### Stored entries
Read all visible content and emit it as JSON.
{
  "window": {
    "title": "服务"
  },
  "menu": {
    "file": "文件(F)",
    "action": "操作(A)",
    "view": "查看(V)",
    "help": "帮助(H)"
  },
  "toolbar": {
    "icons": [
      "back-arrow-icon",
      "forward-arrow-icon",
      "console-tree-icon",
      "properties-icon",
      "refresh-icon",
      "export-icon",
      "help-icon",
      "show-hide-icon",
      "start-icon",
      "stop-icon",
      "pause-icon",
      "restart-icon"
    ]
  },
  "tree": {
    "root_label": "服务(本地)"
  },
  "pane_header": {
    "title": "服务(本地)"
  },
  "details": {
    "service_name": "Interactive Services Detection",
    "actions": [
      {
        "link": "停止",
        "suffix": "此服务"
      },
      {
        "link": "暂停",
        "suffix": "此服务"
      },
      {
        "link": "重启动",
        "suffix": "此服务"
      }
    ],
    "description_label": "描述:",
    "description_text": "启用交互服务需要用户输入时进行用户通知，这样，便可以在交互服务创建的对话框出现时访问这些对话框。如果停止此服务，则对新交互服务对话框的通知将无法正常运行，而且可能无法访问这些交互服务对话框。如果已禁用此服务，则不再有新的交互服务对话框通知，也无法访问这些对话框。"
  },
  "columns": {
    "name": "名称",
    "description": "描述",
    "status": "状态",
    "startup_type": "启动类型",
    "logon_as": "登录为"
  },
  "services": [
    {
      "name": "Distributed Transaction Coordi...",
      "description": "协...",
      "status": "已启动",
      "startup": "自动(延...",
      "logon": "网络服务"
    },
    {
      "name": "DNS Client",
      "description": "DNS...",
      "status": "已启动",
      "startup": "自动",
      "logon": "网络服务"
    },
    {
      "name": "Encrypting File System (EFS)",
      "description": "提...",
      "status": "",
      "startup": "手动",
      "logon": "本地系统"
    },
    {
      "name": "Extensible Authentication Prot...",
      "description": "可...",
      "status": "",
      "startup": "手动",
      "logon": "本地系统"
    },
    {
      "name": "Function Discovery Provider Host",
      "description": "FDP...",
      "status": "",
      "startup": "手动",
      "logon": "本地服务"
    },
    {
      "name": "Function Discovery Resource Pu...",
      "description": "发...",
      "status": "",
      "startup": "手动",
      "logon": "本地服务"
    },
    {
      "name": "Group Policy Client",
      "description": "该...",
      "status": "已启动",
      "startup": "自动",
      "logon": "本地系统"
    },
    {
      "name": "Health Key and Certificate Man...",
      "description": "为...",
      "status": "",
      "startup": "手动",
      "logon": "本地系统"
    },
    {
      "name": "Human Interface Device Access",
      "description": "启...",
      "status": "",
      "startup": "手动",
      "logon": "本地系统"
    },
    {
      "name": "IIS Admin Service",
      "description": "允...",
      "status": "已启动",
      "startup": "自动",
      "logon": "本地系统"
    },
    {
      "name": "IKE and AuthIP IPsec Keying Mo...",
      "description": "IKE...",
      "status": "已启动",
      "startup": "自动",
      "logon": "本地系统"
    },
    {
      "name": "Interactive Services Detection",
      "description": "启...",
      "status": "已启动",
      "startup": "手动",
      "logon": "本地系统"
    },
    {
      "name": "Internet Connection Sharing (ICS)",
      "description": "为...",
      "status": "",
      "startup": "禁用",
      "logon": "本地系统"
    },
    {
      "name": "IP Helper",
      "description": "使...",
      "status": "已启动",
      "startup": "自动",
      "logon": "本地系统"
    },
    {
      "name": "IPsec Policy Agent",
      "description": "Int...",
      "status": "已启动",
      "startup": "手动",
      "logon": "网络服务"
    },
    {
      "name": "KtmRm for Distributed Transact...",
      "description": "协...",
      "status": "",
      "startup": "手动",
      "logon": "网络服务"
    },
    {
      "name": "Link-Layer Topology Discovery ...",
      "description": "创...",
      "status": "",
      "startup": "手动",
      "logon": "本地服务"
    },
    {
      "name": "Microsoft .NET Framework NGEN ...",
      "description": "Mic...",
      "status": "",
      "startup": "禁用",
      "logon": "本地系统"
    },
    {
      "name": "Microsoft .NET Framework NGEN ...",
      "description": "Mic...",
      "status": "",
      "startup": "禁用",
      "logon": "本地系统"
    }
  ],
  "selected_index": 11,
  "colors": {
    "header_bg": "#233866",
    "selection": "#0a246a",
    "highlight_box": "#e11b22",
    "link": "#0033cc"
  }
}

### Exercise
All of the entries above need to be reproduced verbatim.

### Result for this exercise
Read all visible content and emit it as JSON.
{
  "window": {
    "title": "服务"
  },
  "menu": {
    "file": "文件(F)",
    "action": "操作(A)",
    "view": "查看(V)",
    "help": "帮助(H)"
  },
  "toolbar": {
    "icons": [
      "back-arrow-icon",
      "forward-arrow-icon",
      "console-tree-icon",
      "properties-icon",
      "refresh-icon",
      "export-icon",
      "help-icon",
      "show-hide-icon",
      "start-icon",
      "stop-icon",
      "pause-icon",
      "restart-icon"
    ]
  },
  "tree": {
    "root_label": "服务(本地)"
  },
  "pane_header": {
    "title": "服务(本地)"
  },
  "details": {
    "service_name": "Interactive Services Detection",
    "actions": [
      {
        "link": "停止",
        "suffix": "此服务"
      },
      {
        "link": "暂停",
        "suffix": "此服务"
      },
      {
        "link": "重启动",
        "suffix": "此服务"
      }
    ],
    "description_label": "描述:",
    "description_text": "启用交互服务需要用户输入时进行用户通知，这样，便可以在交互服务创建的对话框出现时访问这些对话框。如果停止此服务，则对新交互服务对话框的通知将无法正常运行，而且可能无法访问这些交互服务对话框。如果已禁用此服务，则不再有新的交互服务对话框通知，也无法访问这些对话框。"
  },
  "columns": {
    "name": "名称",
    "description": "描述",
    "status": "状态",
    "startup_type": "启动类型",
    "logon_as": "登录为"
  },
  "services": [
    {
      "name": "Distributed Transaction Coordi...",
      "description": "协...",
      "status": "已启动",
      "startup": "自动(延...",
      "logon": "网络服务"
    },
    {
      "name": "DNS Client",
      "description": "DNS...",
      "status": "已启动",
      "startup": "自动",
      "logon": "网络服务"
    },
    {
      "name": "Encrypting File System (EFS)",
      "description": "提...",
      "status": "",
      "startup": "手动",
      "logon": "本地系统"
    },
    {
      "name": "Extensible Authentication Prot...",
      "description": "可...",
      "status": "",
      "startup": "手动",
      "logon": "本地系统"
    },
    {
      "name": "Function Discovery Provider Host",
      "description": "FDP...",
      "status": "",
      "startup": "手动",
      "logon": "本地服务"
    },
    {
      "name": "Function Discovery Resource Pu...",
      "description": "发...",
      "status": "",
      "startup": "手动",
      "logon": "本地服务"
    },
    {
      "name": "Group Policy Client",
      "description": "该...",
      "status": "已启动",
      "startup": "自动",
      "logon": "本地系统"
    },
    {
      "name": "Health Key and Certificate Man...",
      "description": "为...",
      "status": "",
      "startup": "手动",
      "logon": "本地系统"
    },
    {
      "name": "Human Interface Device Access",
      "description": "启...",
      "status": "",
      "startup": "手动",
      "logon": "本地系统"
    },
    {
      "name": "IIS Admin Service",
      "description": "允...",
      "status": "已启动",
      "startup": "自动",
      "logon": "本地系统"
    },
    {
      "name": "IKE and AuthIP IPsec Keying Mo...",
      "description": "IKE...",
      "status": "已启动",
      "startup": "自动",
      "logon": "本地系统"
    },
    {
      "name": "Interactive Services Detection",
      "description": "启...",
      "status": "已启动",
      "startup": "手动",
      "logon": "本地系统"
    },
    {
      "name": "Internet Connection Sharing (ICS)",
      "description": "为...",
      "status": "",
      "startup": "禁用",
      "logon": "本地系统"
    },
    {
      "name": "IP Helper",
      "description": "使...",
      "status": "已启动",
      "startup": "自动",
      "logon": "本地系统"
    },
    {
      "name": "IPsec Policy Agent",
      "description": "Int...",
      "status": "已启动",
      "startup": "手动",
      "logon": "网络服务"
    },
    {
      "name": "KtmRm for Distributed Transact...",
      "description": "协...",
      "status": "",
      "startup": "手动",
      "logon": "网络服务"
    },
    {
      "name": "Link-Layer Topology Discovery ...",
      "description": "创...",
      "status": "",
      "startup": "手动",
      "logon": "本地服务"
    },
    {
      "name": "Microsoft .NET Framework NGEN ...",
      "description": "Mic...",
      "status": "",
      "startup": "禁用",
      "logon": "本地系统"
    },
    {
      "name": "Microsoft .NET Framework NGEN ...",
      "description": "Mic...",
      "status": "",
      "startup": "禁用",
      "logon": "本地系统"
    }
  ],
  "selected_index": 11,
  "colors": {
    "header_bg": "#233866",
    "selection": "#0a246a",
    "highlight_box": "#e11b22",
    "link": "#0033cc"
  }
}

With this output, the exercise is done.